The group includes Jon Favreau (of crush fame) and his friends Jon Lovett and Tommy Vietor. They all are in their early to mid-thirties, which means they were working for Obama in their mid-twenties, which is staggering. In addition to yelling a lot, they also seem to be very close friends who are really smart and have a lot of faith in each other. It’s like a real life West Wing, made all the more similar because we only listen to them a few times a week and don’t see all the hard, boring stuff that goes on behind the scenes.

This is not a prescription. Their particular mode of yelling and analyzing and anger might not work for you. And that’s cool. But nothing in the Trump era has given me quite so much catharsis as listening to a usually calm, tempered Tommy Vietor absolutely lose his shit about the attempted ACA repeal, or as much joy as Favreau’s suggestion that George Soros use SquareCash to pay all us hardworking protesters. And on the days where I can’t bring myself to open the 5Calls app on my phone because of exhaustion or anxiety or whatever, I can always find a push in one of them asking “So what can you guys do to help?” and then making sure we get the answer.
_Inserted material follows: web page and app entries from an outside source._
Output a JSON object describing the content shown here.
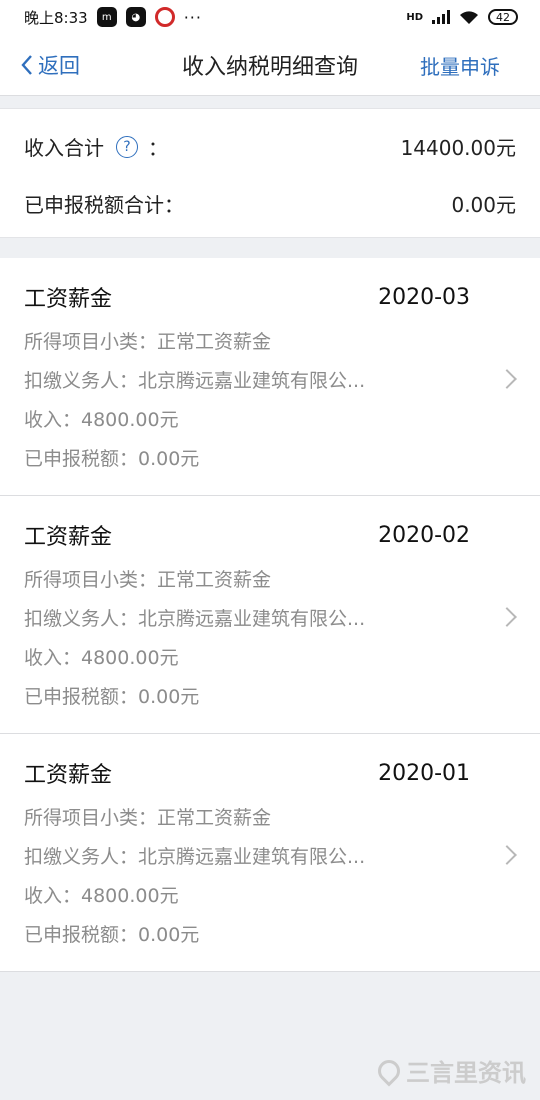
{
  "status_bar": {
    "time": "晚上8:33",
    "dots": "···",
    "network": "HD",
    "battery": "42"
  },
  "nav": {
    "back_label": "返回",
    "title": "收入纳税明细查询",
    "action_label": "批量申诉"
  },
  "summary": {
    "income_label": "收入合计",
    "colon": "：",
    "income_value": "14400.00元",
    "reported_label": "已申报税额合计：",
    "reported_value": "0.00元"
  },
  "records": [
    {
      "category": "工资薪金",
      "period": "2020-03",
      "subcategory": "所得项目小类：正常工资薪金",
      "withholder": "扣缴义务人：北京腾远嘉业建筑有限公...",
      "income": "收入：4800.00元",
      "tax": "已申报税额：0.00元"
    },
    {
      "category": "工资薪金",
      "period": "2020-02",
      "subcategory": "所得项目小类：正常工资薪金",
      "withholder": "扣缴义务人：北京腾远嘉业建筑有限公...",
      "income": "收入：4800.00元",
      "tax": "已申报税额：0.00元"
    },
    {
      "category": "工资薪金",
      "period": "2020-01",
      "subcategory": "所得项目小类：正常工资薪金",
      "withholder": "扣缴义务人：北京腾远嘉业建筑有限公...",
      "income": "收入：4800.00元",
      "tax": "已申报税额：0.00元"
    }
  ],
  "watermark": {
    "text": "三言里资讯"
  },
  "colors": {
    "accent": "#2f6fbd",
    "muted_text": "#8c8c8c",
    "background": "#eef0f3"
  }
}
Well that’s one version of the story. The other is that I still have a giant crush on Jon Favreau and when I describe their podcasts to people I call it intellectual puppy bowl. I’m a sucker for their team-as-family, puppy pile bro aesthetic, and I cannot be denied. I also happen to get informed in the meantime.

Listen, people. We have to find joy where we can.